_Problem_:
Retype the whole listing that follows, with nothing added or left out.

== Provided data ==

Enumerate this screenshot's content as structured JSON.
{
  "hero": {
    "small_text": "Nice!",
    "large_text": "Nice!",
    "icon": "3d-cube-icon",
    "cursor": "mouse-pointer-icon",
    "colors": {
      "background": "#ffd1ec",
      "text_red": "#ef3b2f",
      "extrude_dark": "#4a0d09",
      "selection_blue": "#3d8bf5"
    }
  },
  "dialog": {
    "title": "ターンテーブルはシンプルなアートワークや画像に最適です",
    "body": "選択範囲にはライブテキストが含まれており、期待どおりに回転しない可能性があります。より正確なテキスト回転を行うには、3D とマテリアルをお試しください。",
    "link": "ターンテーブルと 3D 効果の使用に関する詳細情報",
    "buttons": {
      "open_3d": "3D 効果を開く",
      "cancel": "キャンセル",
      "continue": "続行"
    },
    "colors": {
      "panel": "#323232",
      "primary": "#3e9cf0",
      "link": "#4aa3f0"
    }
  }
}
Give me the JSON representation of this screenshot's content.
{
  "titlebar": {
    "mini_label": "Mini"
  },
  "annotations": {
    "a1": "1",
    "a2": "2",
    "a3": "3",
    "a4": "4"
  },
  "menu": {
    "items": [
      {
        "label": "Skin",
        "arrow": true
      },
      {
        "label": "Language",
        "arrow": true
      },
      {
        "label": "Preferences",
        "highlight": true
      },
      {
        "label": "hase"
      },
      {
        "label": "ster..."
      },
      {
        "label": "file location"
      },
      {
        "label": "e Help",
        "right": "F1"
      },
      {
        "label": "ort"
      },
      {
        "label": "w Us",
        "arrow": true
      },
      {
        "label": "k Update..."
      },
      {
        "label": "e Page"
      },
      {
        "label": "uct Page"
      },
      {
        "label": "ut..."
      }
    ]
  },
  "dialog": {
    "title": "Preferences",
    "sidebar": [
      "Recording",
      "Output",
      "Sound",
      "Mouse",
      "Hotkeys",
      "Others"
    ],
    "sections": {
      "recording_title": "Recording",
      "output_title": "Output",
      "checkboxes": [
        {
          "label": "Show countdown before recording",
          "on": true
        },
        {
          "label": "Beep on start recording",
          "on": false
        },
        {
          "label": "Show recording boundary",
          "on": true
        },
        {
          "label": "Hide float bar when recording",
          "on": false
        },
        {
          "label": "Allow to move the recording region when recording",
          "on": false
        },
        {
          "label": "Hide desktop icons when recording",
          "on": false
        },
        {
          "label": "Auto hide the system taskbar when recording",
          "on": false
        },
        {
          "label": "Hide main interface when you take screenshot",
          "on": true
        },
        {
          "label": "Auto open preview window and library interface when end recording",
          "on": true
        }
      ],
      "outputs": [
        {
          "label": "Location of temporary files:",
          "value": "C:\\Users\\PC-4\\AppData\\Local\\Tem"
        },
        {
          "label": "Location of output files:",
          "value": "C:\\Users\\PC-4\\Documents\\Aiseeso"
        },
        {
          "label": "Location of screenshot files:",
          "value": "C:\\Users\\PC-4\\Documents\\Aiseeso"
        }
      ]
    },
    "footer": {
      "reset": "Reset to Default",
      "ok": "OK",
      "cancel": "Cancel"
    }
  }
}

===

_Answer box_:
Enumerate this screenshot's content as structured JSON.
{
  "hero": {
    "small_text": "Nice!",
    "large_text": "Nice!",
    "icon": "3d-cube-icon",
    "cursor": "mouse-pointer-icon",
    "colors": {
      "background": "#ffd1ec",
      "text_red": "#ef3b2f",
      "extrude_dark": "#4a0d09",
      "selection_blue": "#3d8bf5"
    }
  },
  "dialog": {
    "title": "ターンテーブルはシンプルなアートワークや画像に最適です",
    "body": "選択範囲にはライブテキストが含まれており、期待どおりに回転しない可能性があります。より正確なテキスト回転を行うには、3D とマテリアルをお試しください。",
    "link": "ターンテーブルと 3D 効果の使用に関する詳細情報",
    "buttons": {
      "open_3d": "3D 効果を開く",
      "cancel": "キャンセル",
      "continue": "続行"
    },
    "colors": {
      "panel": "#323232",
      "primary": "#3e9cf0",
      "link": "#4aa3f0"
    }
  }
}
Give me the JSON representation of this screenshot's content.
{
  "titlebar": {
    "mini_label": "Mini"
  },
  "annotations": {
    "a1": "1",
    "a2": "2",
    "a3": "3",
    "a4": "4"
  },
  "menu": {
    "items": [
      {
        "label": "Skin",
        "arrow": true
      },
      {
        "label": "Language",
        "arrow": true
      },
      {
        "label": "Preferences",
        "highlight": true
      },
      {
        "label": "hase"
      },
      {
        "label": "ster..."
      },
      {
        "label": "file location"
      },
      {
        "label": "e Help",
        "right": "F1"
      },
      {
        "label": "ort"
      },
      {
        "label": "w Us",
        "arrow": true
      },
      {
        "label": "k Update..."
      },
      {
        "label": "e Page"
      },
      {
        "label": "uct Page"
      },
      {
        "label": "ut..."
      }
    ]
  },
  "dialog": {
    "title": "Preferences",
    "sidebar": [
      "Recording",
      "Output",
      "Sound",
      "Mouse",
      "Hotkeys",
      "Others"
    ],
    "sections": {
      "recording_title": "Recording",
      "output_title": "Output",
      "checkboxes": [
        {
          "label": "Show countdown before recording",
          "on": true
        },
        {
          "label": "Beep on start recording",
          "on": false
        },
        {
          "label": "Show recording boundary",
          "on": true
        },
        {
          "label": "Hide float bar when recording",
          "on": false
        },
        {
          "label": "Allow to move the recording region when recording",
          "on": false
        },
        {
          "label": "Hide desktop icons when recording",
          "on": false
        },
        {
          "label": "Auto hide the system taskbar when recording",
          "on": false
        },
        {
          "label": "Hide main interface when you take screenshot",
          "on": true
        },
        {
          "label": "Auto open preview window and library interface when end recording",
          "on": true
        }
      ],
      "outputs": [
        {
          "label": "Location of temporary files:",
          "value": "C:\\Users\\PC-4\\AppData\\Local\\Tem"
        },
        {
          "label": "Location of output files:",
          "value": "C:\\Users\\PC-4\\Documents\\Aiseeso"
        },
        {
          "label": "Location of screenshot files:",
          "value": "C:\\Users\\PC-4\\Documents\\Aiseeso"
        }
      ]
    },
    "footer": {
      "reset": "Reset to Default",
      "ok": "OK",
      "cancel": "Cancel"
    }
  }
}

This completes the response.